:: Task instructions ::
Locate the string "number" in the listing below. Copy every line where it is found.

——————————

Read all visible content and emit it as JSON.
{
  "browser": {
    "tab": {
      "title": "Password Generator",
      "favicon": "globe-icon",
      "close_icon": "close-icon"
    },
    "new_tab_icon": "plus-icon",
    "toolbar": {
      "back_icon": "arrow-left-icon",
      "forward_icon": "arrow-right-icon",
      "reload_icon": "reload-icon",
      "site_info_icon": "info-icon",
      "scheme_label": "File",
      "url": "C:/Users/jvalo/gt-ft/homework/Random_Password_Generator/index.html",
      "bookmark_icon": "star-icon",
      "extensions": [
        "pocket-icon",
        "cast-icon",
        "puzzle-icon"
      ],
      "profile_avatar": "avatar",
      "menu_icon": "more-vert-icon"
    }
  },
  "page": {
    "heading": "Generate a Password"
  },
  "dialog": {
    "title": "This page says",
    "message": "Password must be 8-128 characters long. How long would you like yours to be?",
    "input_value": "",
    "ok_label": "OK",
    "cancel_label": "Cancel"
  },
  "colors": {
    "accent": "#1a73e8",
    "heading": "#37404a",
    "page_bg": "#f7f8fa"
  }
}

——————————

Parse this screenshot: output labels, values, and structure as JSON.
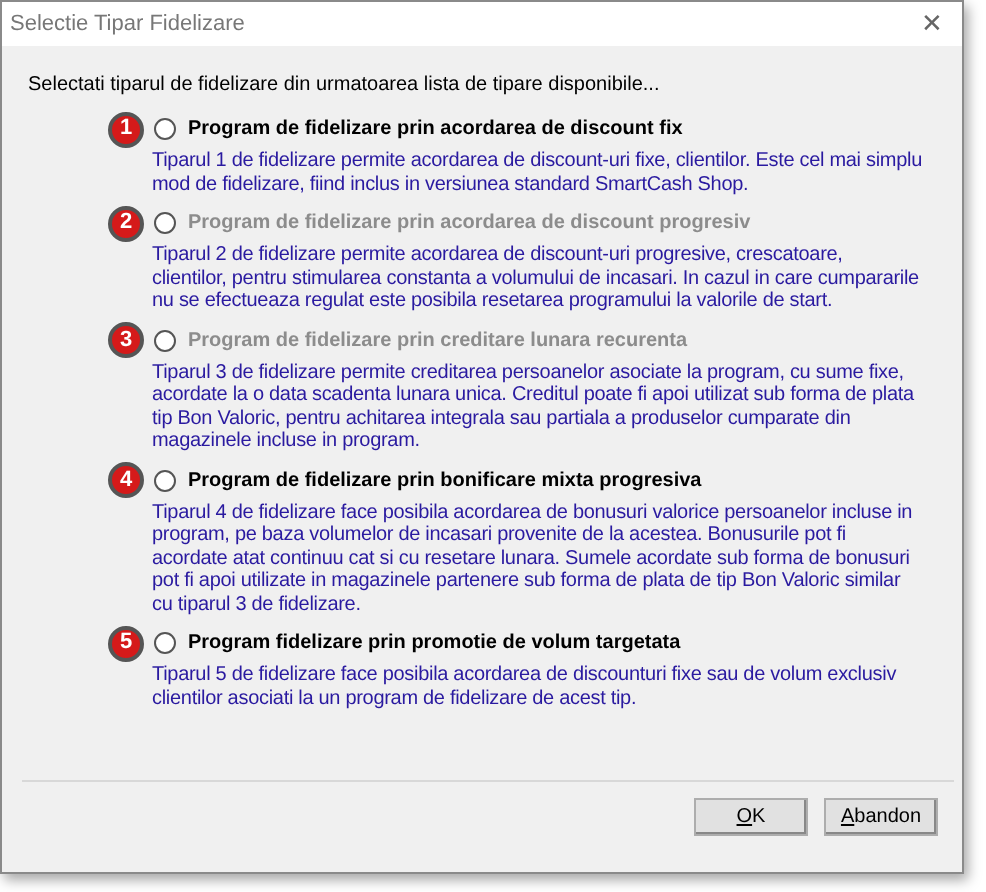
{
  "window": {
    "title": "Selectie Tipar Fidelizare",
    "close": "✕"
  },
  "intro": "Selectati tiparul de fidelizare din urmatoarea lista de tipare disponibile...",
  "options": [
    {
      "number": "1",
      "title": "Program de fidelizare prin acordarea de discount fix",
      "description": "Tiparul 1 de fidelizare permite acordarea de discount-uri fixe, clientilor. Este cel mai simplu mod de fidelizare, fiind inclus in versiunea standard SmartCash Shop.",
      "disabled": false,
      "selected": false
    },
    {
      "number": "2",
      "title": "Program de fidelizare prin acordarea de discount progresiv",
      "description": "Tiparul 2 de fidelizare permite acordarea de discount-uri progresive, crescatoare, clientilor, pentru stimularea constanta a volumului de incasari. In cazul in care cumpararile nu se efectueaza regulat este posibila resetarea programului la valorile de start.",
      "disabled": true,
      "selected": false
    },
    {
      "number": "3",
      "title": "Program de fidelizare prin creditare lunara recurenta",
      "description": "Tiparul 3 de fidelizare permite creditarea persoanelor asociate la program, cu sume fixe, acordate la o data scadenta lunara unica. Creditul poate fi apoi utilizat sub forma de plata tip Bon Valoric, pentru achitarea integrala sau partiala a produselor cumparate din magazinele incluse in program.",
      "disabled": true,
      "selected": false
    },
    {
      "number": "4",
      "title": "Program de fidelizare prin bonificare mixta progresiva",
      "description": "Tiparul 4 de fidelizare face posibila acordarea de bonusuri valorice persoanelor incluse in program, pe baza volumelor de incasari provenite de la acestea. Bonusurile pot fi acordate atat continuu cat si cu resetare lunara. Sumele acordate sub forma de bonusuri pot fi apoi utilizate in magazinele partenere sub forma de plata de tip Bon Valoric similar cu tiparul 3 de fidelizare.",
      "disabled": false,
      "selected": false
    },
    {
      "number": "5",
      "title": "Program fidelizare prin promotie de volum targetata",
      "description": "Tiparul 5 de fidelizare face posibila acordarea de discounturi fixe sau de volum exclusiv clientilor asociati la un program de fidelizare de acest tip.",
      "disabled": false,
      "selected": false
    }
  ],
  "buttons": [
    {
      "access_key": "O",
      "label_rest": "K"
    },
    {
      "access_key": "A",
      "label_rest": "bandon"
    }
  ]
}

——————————

:: Result for this task ::
      "number": "1",
      "number": "2",
      "number": "3",
      "number": "4",
      "number": "5",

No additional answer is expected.